by Jacob Sullum
($25.00 cloth, 352 pages, Free Press, 1998, ISBN: 0684827360)
The pushme-pullyu is at it again–only this one is far more dangerous than the fictional creature of Dr. Dolittle fame, which tried to walk in two opposite directions at once. A recent Forbes report detailed the continuing woes of states relying on tobacco bonds or settlement payments to help balance their bloated budgets. The bonds and payments rely on domestic tobacco sales, of course.
These are in decline, giving some state governments serious heartburn, especially states that guaranteed those bonds with the state’s general fund. Many states–including those feeling pain from the loss of tobacco-related revenue–relentlessly harass smokers, using means ranging from education to punitive taxes to outright bans on smoking, to try to curb use of what has become possibly the most politically incorrect legal substance of our time.
Several states subsidize tobacco farming while paying for anti-smoking educational campaigns and escalating health care costs caused by tobacco use.
The state nannies recently got a boost from four former U.S. surgeons general, who have called for a new federal tax of $2 per pack of cigarettes in an effort to force smokers to quit. (Presumably, this would be in addition to the existing state and federal taxes on tobacco products.) The surgeons general predict the tax would cause 5 million U.S. smokers to quit.
For Your Own Good: The Anti-Smoking Crusade and the Tyranny of Public Health, by Jacob Sullum, is a good stabilizer for minds spinning from all the contradictory messages the U.S. federal and state governments are sending regarding tobacco and smoking.

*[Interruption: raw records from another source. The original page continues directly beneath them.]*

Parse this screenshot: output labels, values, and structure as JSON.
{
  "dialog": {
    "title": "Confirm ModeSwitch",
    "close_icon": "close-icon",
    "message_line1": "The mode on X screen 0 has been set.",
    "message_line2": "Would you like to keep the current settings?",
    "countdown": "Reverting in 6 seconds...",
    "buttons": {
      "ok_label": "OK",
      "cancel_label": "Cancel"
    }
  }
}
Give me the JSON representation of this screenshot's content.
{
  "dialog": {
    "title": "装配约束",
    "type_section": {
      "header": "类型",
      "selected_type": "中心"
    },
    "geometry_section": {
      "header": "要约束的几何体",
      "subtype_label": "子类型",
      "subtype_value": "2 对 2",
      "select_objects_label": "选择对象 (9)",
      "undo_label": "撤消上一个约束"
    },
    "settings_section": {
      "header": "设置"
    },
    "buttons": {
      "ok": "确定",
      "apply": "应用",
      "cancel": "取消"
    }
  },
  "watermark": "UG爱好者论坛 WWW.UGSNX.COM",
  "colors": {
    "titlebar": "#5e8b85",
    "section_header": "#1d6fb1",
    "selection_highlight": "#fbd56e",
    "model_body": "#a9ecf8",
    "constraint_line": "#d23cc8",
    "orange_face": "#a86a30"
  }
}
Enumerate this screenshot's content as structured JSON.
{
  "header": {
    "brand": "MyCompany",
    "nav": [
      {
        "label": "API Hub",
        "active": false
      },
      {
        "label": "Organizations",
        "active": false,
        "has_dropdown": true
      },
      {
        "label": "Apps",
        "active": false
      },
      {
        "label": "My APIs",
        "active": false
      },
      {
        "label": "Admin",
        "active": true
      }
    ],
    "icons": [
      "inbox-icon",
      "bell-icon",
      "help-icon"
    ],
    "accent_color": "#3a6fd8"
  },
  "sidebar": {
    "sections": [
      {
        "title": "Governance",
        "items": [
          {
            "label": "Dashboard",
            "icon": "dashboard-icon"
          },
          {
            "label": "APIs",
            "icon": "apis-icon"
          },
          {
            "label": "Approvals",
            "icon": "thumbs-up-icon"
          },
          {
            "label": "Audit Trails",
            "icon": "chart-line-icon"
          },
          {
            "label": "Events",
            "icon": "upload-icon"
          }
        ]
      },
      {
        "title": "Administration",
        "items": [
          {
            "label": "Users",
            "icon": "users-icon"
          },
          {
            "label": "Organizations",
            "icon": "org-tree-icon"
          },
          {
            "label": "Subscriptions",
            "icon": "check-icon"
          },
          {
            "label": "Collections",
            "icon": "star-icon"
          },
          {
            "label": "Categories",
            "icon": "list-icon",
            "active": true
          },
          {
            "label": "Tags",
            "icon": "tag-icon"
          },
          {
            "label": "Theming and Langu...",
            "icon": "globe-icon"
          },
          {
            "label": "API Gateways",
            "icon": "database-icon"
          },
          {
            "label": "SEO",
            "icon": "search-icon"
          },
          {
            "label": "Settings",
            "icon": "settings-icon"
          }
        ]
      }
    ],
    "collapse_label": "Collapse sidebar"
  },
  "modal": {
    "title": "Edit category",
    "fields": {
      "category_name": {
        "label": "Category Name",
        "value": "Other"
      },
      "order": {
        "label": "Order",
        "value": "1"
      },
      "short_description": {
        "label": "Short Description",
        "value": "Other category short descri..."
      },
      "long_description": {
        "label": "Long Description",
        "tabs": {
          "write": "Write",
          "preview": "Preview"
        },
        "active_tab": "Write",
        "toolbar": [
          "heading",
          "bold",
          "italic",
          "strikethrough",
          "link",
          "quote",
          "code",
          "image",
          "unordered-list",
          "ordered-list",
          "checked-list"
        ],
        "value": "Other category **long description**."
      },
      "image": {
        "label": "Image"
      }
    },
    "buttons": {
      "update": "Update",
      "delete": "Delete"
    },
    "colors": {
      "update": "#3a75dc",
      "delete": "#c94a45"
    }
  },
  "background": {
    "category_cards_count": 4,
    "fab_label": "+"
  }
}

As an added bonus, a four-page appendix lists and demolishes 10 myths of the anti-smoking movement.
For those who think the prohibitionist movement regarding tobacco is just a couple of decades old, Sullum’s thorough research proves otherwise. He also chronicles the continued bait-and-switch public health crusaders pull on tobacco companies, such as the well-known attempt to get cigarettes classified as “drug delivery systems” and thereby placed under the regulatory thumbscrews of the U.S. Food and Drug Administration.
For those new to the antics of attorney John Banzhaf, who is attempting to derail the fast food industry through personal injury lawsuits, Sullum recounts Banzhaf’s rise to prominence as an anti-tobacco crusader beginning in the 1970s.
For those who think the anti-smoking crusade is a battle between well-meaning public health activists and greedy, soulless tobacco corporations, Sullum exposes the real issue often obscured by such a portrayal: The press for “public health” measures of this sort leaves no room for either individual choice or individual responsibility.
Sullum notes that when the ability to make a choice is removed, the target behavior becomes more desired–especially for teens and other relatively rebellious individuals. Shifting the cost burden of choices onto groups rather than individuals (through taxes, higher insurance premiums, and regulations that collectivize health care) actually diminishes the negative consequences of poor choices on the individuals who make them.
Published in 1998, For Your Own Good remains an excellent primer on the history of tobacco nannying, and a clarion call for freedom of choice accompanied by individual responsibility.
Anyone seeking a vision of what “junk food” legislation and public health proposals for dealing with the “obesity crisis” are likely to bring will find Sullum’s book to be of great value. One need not be a smoker to appreciate the importance of the anti-tobacco crusade as a precedent for public health interference in personal behavior that is clearly not for our own good.